Copy every line of the records below that holds the word "JSON".
★ ★ ★
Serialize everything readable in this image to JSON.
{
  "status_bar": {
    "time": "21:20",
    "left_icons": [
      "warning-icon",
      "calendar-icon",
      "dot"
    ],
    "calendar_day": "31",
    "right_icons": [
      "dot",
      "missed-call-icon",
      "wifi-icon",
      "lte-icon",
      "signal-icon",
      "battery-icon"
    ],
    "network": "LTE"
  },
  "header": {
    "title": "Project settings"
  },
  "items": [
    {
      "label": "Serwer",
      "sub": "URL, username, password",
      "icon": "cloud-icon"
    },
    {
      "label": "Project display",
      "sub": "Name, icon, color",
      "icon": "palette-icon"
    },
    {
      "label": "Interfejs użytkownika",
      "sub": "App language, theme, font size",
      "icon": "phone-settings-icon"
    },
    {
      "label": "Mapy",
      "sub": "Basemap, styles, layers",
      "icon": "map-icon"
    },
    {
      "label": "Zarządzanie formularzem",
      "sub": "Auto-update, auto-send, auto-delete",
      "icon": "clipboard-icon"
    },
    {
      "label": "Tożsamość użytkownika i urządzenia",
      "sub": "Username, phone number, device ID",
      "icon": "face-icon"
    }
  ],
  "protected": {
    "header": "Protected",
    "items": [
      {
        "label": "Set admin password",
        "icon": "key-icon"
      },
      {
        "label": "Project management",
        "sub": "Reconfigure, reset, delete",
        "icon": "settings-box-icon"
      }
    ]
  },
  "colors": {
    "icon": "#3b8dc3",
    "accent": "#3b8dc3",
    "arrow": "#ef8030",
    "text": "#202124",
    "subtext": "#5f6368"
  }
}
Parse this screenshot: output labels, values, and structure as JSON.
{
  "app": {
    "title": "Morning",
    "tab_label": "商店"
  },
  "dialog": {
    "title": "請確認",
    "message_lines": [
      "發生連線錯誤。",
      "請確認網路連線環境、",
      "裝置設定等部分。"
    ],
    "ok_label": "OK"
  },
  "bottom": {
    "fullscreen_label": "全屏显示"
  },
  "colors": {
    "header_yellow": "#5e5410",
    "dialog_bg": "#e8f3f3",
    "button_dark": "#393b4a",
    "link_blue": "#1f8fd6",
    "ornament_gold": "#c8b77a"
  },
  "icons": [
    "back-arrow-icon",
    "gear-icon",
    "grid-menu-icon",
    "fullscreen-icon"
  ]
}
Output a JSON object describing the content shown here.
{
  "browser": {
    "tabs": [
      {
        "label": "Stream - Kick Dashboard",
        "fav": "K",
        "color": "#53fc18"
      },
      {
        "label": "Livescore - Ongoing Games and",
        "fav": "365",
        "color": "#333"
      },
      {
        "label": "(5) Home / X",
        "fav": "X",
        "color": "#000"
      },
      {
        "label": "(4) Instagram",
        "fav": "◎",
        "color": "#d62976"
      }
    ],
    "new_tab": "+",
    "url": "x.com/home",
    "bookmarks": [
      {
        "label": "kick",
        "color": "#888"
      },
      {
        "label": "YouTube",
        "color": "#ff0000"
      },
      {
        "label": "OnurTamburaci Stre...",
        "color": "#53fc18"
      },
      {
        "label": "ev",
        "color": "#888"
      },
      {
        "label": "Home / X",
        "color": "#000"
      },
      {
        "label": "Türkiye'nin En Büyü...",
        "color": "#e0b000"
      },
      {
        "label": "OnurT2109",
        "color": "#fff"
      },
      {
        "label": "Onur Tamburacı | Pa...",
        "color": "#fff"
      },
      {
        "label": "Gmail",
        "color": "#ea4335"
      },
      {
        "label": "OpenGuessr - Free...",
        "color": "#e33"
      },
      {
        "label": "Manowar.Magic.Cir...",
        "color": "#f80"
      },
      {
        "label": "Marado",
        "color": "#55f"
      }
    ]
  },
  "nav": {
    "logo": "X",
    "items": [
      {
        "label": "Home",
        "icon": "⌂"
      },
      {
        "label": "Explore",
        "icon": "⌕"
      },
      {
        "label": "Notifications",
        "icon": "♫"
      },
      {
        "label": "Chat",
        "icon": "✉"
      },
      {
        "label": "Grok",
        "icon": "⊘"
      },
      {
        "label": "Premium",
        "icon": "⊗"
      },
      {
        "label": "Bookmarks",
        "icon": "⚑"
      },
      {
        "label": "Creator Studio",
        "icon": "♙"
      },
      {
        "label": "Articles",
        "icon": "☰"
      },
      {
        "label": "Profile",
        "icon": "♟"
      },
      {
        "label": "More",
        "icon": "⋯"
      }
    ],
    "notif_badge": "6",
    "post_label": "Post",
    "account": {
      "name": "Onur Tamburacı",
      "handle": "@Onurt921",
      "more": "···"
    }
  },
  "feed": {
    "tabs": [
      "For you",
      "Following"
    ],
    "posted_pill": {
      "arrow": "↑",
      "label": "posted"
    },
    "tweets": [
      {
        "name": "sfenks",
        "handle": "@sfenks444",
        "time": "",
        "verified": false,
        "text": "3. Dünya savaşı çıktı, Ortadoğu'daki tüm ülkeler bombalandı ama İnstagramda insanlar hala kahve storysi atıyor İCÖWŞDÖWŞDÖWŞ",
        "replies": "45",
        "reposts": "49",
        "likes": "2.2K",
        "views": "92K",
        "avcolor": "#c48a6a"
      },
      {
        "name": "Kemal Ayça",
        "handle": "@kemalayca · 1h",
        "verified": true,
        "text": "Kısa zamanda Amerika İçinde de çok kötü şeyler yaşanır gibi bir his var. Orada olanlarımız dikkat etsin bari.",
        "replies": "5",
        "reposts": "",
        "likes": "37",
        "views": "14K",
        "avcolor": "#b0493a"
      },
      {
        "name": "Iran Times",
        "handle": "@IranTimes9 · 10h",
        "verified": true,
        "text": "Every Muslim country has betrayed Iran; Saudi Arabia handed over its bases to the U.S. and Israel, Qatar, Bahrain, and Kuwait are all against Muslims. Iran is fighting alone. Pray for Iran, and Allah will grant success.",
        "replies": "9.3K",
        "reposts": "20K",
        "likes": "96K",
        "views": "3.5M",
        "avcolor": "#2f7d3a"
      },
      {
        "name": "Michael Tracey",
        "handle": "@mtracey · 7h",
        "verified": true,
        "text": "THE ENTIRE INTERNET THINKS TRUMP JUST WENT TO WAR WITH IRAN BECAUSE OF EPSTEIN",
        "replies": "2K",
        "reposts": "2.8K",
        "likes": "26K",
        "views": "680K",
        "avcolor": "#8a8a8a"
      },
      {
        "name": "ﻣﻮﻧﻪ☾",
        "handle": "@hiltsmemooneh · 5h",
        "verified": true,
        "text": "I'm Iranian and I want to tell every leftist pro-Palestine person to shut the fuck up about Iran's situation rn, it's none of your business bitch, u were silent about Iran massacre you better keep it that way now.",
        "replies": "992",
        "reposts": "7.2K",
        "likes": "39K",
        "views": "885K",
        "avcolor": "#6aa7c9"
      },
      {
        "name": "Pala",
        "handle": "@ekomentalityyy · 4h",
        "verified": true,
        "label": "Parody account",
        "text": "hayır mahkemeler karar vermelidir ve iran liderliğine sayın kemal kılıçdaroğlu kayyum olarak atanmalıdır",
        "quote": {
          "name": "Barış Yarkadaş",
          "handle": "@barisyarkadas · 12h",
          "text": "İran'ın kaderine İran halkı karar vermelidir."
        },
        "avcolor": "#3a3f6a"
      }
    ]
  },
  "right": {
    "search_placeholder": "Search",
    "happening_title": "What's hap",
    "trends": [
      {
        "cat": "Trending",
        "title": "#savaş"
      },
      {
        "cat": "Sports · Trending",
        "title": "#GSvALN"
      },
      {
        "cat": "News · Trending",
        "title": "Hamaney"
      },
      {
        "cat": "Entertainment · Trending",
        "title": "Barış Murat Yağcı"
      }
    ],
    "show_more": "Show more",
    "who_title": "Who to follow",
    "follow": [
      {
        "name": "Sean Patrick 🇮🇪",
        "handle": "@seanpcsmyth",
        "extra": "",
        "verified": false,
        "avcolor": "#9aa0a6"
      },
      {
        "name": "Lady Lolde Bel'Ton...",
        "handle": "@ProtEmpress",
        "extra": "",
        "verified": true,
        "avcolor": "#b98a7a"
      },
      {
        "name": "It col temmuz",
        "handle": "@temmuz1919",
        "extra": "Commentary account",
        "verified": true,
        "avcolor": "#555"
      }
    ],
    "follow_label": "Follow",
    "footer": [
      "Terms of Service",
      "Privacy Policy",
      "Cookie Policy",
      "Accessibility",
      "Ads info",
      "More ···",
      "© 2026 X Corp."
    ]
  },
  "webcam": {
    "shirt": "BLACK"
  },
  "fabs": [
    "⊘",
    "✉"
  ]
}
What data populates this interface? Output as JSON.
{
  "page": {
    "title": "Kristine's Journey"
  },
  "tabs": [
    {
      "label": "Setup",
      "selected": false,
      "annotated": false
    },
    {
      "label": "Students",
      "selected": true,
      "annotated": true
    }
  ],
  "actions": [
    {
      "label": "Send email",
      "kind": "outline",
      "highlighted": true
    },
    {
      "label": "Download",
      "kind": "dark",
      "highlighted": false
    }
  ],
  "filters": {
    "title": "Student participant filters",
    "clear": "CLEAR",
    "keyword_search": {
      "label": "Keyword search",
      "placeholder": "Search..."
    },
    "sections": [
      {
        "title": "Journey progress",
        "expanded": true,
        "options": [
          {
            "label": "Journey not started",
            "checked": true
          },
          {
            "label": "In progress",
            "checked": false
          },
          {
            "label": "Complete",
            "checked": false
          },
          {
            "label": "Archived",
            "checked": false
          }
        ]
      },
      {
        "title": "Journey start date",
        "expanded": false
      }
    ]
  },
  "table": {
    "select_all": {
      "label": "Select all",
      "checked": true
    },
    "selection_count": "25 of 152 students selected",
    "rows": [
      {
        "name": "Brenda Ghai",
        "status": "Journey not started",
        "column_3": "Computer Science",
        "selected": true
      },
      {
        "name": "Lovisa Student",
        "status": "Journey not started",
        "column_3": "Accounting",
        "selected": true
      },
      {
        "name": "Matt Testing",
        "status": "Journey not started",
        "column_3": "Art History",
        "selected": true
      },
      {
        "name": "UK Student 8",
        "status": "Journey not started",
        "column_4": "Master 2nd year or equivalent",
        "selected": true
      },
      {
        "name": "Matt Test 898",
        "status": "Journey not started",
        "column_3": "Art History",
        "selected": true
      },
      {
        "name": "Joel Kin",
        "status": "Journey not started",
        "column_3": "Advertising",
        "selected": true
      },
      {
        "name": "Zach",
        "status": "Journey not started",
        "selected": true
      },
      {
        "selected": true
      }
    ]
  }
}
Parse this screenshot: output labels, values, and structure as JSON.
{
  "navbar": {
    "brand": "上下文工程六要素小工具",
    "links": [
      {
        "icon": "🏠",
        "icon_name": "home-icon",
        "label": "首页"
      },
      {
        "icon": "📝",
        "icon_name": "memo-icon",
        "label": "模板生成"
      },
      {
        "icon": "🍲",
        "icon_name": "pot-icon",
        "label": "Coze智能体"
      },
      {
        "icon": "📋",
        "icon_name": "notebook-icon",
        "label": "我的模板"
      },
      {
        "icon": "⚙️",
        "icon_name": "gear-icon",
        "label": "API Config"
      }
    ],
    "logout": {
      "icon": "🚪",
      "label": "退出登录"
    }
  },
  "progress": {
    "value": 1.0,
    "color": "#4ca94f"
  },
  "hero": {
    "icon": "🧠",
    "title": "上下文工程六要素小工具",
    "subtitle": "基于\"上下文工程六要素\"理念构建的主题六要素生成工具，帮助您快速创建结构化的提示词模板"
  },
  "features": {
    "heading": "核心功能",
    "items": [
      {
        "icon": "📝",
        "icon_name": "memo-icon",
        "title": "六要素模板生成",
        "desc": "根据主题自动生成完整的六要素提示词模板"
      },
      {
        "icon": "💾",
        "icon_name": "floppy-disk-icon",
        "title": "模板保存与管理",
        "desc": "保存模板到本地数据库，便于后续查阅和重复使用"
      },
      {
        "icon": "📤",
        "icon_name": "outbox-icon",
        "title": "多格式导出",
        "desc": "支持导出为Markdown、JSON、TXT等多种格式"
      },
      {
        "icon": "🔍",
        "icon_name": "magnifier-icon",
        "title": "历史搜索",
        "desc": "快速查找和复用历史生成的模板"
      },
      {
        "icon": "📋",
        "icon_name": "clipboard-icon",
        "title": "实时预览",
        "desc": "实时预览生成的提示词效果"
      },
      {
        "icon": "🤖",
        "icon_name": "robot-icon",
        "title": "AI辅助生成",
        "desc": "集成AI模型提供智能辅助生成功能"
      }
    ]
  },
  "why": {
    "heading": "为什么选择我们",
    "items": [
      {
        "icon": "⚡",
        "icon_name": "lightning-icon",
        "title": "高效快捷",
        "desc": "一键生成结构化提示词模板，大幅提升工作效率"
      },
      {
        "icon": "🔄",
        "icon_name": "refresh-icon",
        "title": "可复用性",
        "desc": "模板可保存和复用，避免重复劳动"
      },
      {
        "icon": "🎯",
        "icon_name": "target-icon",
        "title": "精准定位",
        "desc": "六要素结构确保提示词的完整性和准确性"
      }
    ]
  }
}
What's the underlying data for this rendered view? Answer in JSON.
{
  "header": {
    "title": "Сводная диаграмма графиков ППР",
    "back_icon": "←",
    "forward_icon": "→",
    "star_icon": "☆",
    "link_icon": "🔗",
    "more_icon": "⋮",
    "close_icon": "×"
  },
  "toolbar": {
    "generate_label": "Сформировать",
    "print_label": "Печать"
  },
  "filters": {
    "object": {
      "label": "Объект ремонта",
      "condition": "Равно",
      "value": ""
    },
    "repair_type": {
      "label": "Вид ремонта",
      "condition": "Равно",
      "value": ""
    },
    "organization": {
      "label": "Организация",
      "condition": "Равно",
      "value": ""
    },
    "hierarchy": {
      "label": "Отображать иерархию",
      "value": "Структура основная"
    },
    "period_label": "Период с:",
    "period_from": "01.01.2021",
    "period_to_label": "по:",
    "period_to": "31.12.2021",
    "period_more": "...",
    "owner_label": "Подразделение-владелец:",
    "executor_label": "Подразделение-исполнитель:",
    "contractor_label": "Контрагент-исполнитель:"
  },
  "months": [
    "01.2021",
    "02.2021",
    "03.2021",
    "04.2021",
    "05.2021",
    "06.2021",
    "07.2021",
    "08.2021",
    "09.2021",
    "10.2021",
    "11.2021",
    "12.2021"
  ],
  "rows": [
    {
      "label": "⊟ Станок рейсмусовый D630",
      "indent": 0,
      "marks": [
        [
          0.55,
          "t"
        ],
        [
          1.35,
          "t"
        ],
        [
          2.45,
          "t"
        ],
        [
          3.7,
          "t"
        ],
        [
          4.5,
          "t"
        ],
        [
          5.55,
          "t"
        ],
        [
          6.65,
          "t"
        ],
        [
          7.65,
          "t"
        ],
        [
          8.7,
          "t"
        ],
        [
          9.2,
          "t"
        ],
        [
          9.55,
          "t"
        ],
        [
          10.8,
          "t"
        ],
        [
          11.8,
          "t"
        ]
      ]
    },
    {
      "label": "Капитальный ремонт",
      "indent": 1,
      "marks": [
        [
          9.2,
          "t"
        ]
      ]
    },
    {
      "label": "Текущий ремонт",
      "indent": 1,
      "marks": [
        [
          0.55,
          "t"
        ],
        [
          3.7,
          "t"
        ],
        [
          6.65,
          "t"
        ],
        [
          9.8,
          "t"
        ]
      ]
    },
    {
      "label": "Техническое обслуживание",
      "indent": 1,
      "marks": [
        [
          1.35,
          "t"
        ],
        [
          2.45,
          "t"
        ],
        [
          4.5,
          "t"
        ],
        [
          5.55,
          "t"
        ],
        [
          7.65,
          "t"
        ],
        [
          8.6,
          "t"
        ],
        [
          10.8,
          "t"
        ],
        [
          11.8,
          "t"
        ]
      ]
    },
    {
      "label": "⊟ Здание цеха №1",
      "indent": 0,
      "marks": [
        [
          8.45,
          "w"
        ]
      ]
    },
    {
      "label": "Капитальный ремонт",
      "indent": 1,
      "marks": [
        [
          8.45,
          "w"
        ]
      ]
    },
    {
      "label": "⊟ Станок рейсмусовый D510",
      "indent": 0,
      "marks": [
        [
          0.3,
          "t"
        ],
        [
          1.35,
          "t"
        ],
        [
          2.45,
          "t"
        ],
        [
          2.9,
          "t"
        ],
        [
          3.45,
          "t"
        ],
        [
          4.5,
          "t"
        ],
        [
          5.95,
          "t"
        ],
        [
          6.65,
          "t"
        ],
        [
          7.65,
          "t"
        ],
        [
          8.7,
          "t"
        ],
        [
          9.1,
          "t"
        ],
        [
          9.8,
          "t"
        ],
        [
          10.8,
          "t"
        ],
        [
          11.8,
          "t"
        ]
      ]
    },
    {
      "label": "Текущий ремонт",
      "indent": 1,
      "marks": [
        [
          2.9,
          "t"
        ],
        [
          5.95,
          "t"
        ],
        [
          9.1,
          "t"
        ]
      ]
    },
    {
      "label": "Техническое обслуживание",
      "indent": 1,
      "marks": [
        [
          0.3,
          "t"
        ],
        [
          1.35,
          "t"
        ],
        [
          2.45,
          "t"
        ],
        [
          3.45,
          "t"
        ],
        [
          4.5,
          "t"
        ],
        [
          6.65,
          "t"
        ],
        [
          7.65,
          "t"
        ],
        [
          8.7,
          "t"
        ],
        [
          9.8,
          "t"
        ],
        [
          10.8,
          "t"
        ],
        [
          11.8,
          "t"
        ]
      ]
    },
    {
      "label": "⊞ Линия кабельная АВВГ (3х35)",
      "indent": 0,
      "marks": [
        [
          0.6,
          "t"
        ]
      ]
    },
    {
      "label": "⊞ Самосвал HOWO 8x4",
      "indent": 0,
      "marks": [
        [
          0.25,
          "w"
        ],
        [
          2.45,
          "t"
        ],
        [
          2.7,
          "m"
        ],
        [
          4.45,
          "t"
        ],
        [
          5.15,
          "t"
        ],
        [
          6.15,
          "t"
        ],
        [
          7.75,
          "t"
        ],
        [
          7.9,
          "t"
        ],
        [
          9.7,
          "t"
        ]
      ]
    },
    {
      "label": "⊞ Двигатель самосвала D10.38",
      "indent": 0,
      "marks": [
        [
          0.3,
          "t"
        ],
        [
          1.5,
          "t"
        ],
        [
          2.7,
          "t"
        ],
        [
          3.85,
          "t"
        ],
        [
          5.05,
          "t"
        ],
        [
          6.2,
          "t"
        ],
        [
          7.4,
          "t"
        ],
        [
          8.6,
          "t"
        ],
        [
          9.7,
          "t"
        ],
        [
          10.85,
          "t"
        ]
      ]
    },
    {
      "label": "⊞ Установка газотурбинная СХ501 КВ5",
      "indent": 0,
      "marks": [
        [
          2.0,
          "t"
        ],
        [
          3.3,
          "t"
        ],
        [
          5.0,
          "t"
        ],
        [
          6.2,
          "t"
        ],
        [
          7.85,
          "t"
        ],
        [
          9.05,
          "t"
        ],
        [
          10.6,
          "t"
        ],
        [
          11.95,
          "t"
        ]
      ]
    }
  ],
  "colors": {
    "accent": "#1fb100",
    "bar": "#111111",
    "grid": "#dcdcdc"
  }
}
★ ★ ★
> RESULT OF THIS EXERCISE
Serialize everything readable in this image to JSON.
Parse this screenshot: output labels, values, and structure as JSON.
Output a JSON object describing the content shown here.
What data populates this interface? Output as JSON.
Parse this screenshot: output labels, values, and structure as JSON.
        "desc": "支持导出为Markdown、JSON、TXT等多种格式"
What's the underlying data for this rendered view? Answer in JSON.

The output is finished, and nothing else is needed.